_To do:_ Report only how many lines below include "label".

_Material provided:_

################

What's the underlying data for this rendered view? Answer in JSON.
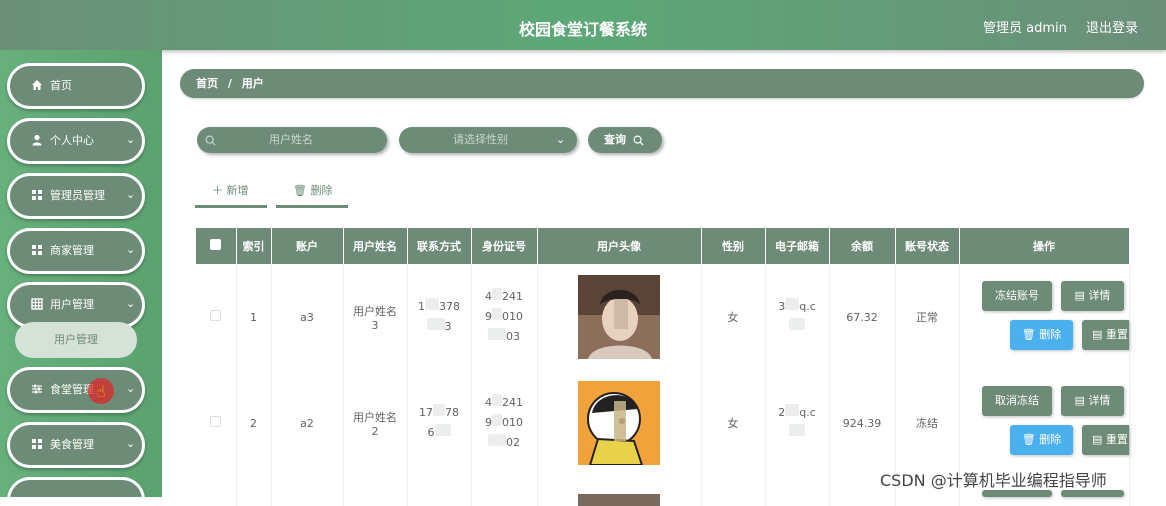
{
  "header": {
    "title": "校园食堂订餐系统",
    "user": "管理员 admin",
    "logout": "退出登录"
  },
  "sidebar": {
    "items": [
      {
        "label": "首页",
        "icon": "home-icon"
      },
      {
        "label": "个人中心",
        "icon": "person-icon"
      },
      {
        "label": "管理员管理",
        "icon": "grid-icon"
      },
      {
        "label": "商家管理",
        "icon": "grid-icon"
      },
      {
        "label": "用户管理",
        "icon": "grid-icon"
      },
      {
        "label": "食堂管理",
        "icon": "sliders-icon"
      },
      {
        "label": "美食管理",
        "icon": "grid-icon"
      }
    ],
    "submenu": "用户管理"
  },
  "breadcrumb": {
    "home": "首页",
    "sep": "/",
    "current": "用户"
  },
  "filters": {
    "name_placeholder": "用户姓名",
    "gender_placeholder": "请选择性别",
    "query": "查询"
  },
  "actions": {
    "add": "新增",
    "delete": "删除"
  },
  "table": {
    "columns": [
      "索引",
      "账户",
      "用户姓名",
      "联系方式",
      "身份证号",
      "用户头像",
      "性别",
      "电子邮箱",
      "余额",
      "账号状态",
      "操作"
    ],
    "rows": [
      {
        "index": "1",
        "account": "a3",
        "name_line1": "用户姓名",
        "name_line2": "3",
        "phone_a": "1",
        "phone_b": "378",
        "phone_c": "3",
        "id_a": "4",
        "id_b": "241",
        "id_c": "9",
        "id_d": "010",
        "id_e": "03",
        "gender": "女",
        "email_a": "3",
        "email_b": "q.c",
        "balance": "67.32",
        "status": "正常",
        "toggle": "冻结账号",
        "detail": "详情",
        "delete": "删除",
        "reset": "重置"
      },
      {
        "index": "2",
        "account": "a2",
        "name_line1": "用户姓名",
        "name_line2": "2",
        "phone_a": "17",
        "phone_b": "78",
        "phone_c": "6",
        "id_a": "4",
        "id_b": "241",
        "id_c": "9",
        "id_d": "010",
        "id_e": "02",
        "gender": "女",
        "email_a": "2",
        "email_b": "q.c",
        "balance": "924.39",
        "status": "冻结",
        "toggle": "取消冻结",
        "detail": "详情",
        "delete": "删除",
        "reset": "重置"
      }
    ]
  },
  "watermark": "CSDN @计算机毕业编程指导师",
  "colors": {
    "primary": "#6d8b77",
    "sidebar": "#5ca877",
    "blue": "#4ab0ee"
  }
}
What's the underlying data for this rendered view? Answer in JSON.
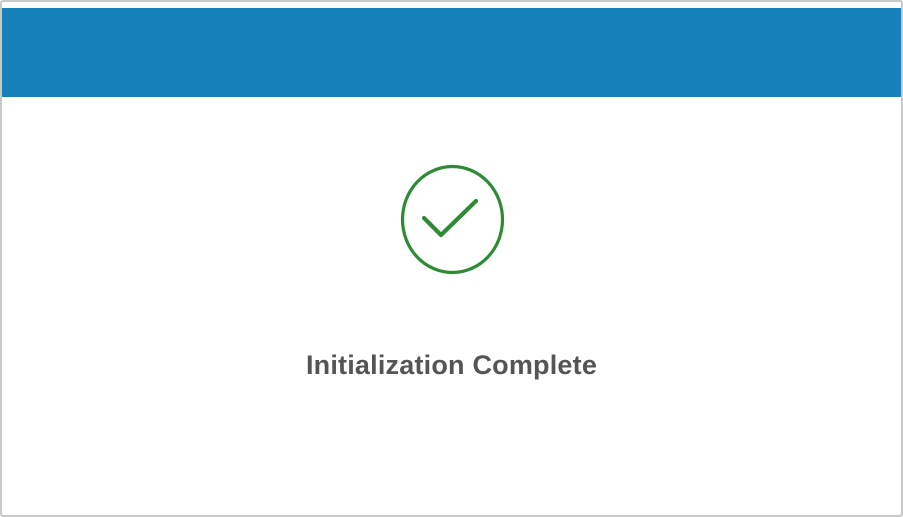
{
  "dialog": {
    "status_icon": "check-circle-icon",
    "status_text": "Initialization Complete"
  },
  "colors": {
    "header_bar": "#1580BA",
    "success_icon": "#2E8B34",
    "status_text": "#555555",
    "background": "#FFFFFF"
  }
}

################

_Answer to the exercise:_ 7